Bowhunting during the rut gets even better as October yields to November. It’s the time when mature bucks drop their wariness in search of a doe-in-heat. Even the most wary older bucks begin showing themselves during daylight hours in search of love.
According to the pro staff at Yamaha Outdoors, the rut won’t last long so make the most of it by being in the woods. They promote hitting the “peak week” as deer biologists say peak breeding occurs at roughly the same time every year. That period over much of the northern half of the U.S. is just shy of mid-November. Peak rutting, they say, occurs roughly a week to 10 days before that – and it includes seeking and chasing. And that’s when you want to be in the woods.
The Yamaha pro team advocates spending the day in the woods as rut deer, they contend, are crepuscular - most active at dawn and dusk. But the window widens a bit now and deer may move a little later in the morning and early afternoon. Odds of seeing a buck almost any time of day go up. And it’s certain you’ve heard that the best time to be in the woods is from 10 a.m. to 12 noon.
Testament to this is a big buck sighting I had two years ago as I drove south on Mauch Chunk Road in Whitehall. About 50 yards from the light at the intersection of Schadt Avenue and Mauch Chunk, a 10-point buck strolled along the perimeter of the cornfield on the west side of the highway. In fact as I passed him, he was a mere 15 yards from the roadway before be rounded the cornfield and headed back into Trojan Powder Company (that’s what I still call it having grown up in West Catty) property. I couldn’t believe my eyes since it was 10:15 in the morning.
The boys at Yamaha suggest looking for bucks where they’re most likely to travel. Look for terrain or habitat features that funnel deer movement, particularly between bedding areas. And they believe you shouldn’t abandon pre-rut stands as you’ve probably seen does there in the early season. “As bucks remain fairly close to their core areas, they may make a brief excursion, but they’ll be back home within 24 hours,” says Bob Humphrey at Yamaha.
And lastly, don’t give up too soon. “As the number of receptive does drops off, older bucks redouble their efforts and may travel even more,” Humphrey emphasizes.
WEEK 4 RUT REPORT
This weeks rut report from Bob Danenhower of Bob’s Wildlife Taxidermy in Orefield, indicates similar rut observations from the Yamaha staff.

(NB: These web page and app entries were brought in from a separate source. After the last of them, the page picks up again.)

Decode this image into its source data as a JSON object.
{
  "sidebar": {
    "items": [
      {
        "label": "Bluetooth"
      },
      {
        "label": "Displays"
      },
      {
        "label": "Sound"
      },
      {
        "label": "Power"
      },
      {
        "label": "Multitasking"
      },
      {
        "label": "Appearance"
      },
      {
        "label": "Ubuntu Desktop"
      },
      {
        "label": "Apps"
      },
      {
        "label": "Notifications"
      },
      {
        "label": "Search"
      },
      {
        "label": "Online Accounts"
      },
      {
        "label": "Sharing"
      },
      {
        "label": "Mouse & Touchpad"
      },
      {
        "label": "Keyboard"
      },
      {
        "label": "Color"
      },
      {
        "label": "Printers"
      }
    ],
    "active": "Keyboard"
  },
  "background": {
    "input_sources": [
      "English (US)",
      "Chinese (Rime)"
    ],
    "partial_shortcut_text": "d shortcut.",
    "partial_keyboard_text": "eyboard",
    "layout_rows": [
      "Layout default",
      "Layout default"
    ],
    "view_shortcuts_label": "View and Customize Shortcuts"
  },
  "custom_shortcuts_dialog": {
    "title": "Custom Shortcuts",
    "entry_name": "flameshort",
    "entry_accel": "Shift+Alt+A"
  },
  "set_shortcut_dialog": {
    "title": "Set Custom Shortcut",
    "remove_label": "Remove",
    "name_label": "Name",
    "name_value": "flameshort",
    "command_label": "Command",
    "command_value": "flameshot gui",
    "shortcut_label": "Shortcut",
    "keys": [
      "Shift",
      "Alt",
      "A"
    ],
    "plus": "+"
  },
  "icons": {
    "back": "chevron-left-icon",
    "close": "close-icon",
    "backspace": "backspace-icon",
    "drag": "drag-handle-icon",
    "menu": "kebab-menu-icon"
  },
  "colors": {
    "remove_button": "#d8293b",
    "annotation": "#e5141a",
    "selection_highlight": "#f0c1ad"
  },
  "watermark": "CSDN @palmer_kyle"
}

Says Danenhower, “Reports from my personal time on stand plus those from hunting buddies and customers show that bucks are shadowing and chasing does. They’re responding well to rattling, decoying, grunting and of course doe-in-heat lure.”
Danenhower is proud to announce that so far he has had several reports of bucks being harvested with his fresh Urine-Luck doe-in-heat urine. Three of them, he recalls, are trophy mounters.
As for his personal time on stand, Danenhower said, “This past Saturday I hunted four hours in the morning and had seven bucks at my stand, five in bow range and two good shooters. But as bad luck would have it, a 130-class buck showed up at 15 yards. He froze and as I drew, he stepped behind a tree. I held as long as possible, but he won. But then that’s hunting.”
He recounted that on Wednesday, he discarded a bunch of his doe-in-heat urine drenched paper towels in his garbage can behind his house only to have a decent buck show up 15 yards from the can. “We haven’t seen a buck in our yard in the middle of Orefield in 10 years. Was it a coincidence,” he questions?
His story reminded me of a large-racked buck my wife and I saw last year in his vicinity. As we waited for the stop-light to change green at Route 309 and Orefield Road, my wife spied this big buck saunter across heavily traveled Route 309 and between two homes on the west side of the highway. This was around 10 a.m. during the last week of the archery deer season (also the rut). As we drove west on Orefield Road, I looked right and saw the buck standing in a homeowner’s back yard and a few yards behind a 3D buck target the owner evidently uses for practice. If he only knew.
Danenhower summarizes by saying, “Despite the rut, bucks aren’t stupid so keep the wind in your favor and cover your scent. The more mature bucks are just beginning to show so it’s only going to get better from here on. And because of mild weather forecasted, I believe the heaviest action will be early mornings until daytime temps drop. Some hunters are also reporting heavy movement at noon as well.”
CABELA’S HONORS HOMETOWN HEROES
Cabela’s Hamburg, will honor Hometown Heroes on November 11-12 by offering employee discounts on in-store purchases during these two special days. The offer goes out to all active military, military veterans, law enforcement, firefighters and EMS personnel.
“This is our way of saving thanks to all who serve in these capacities,” said Harold Luther, Cabela’s Retail Manager.
To automatically receive outdoor news and views from Nick Hromiak, click on the “Subscribe”notation on this page.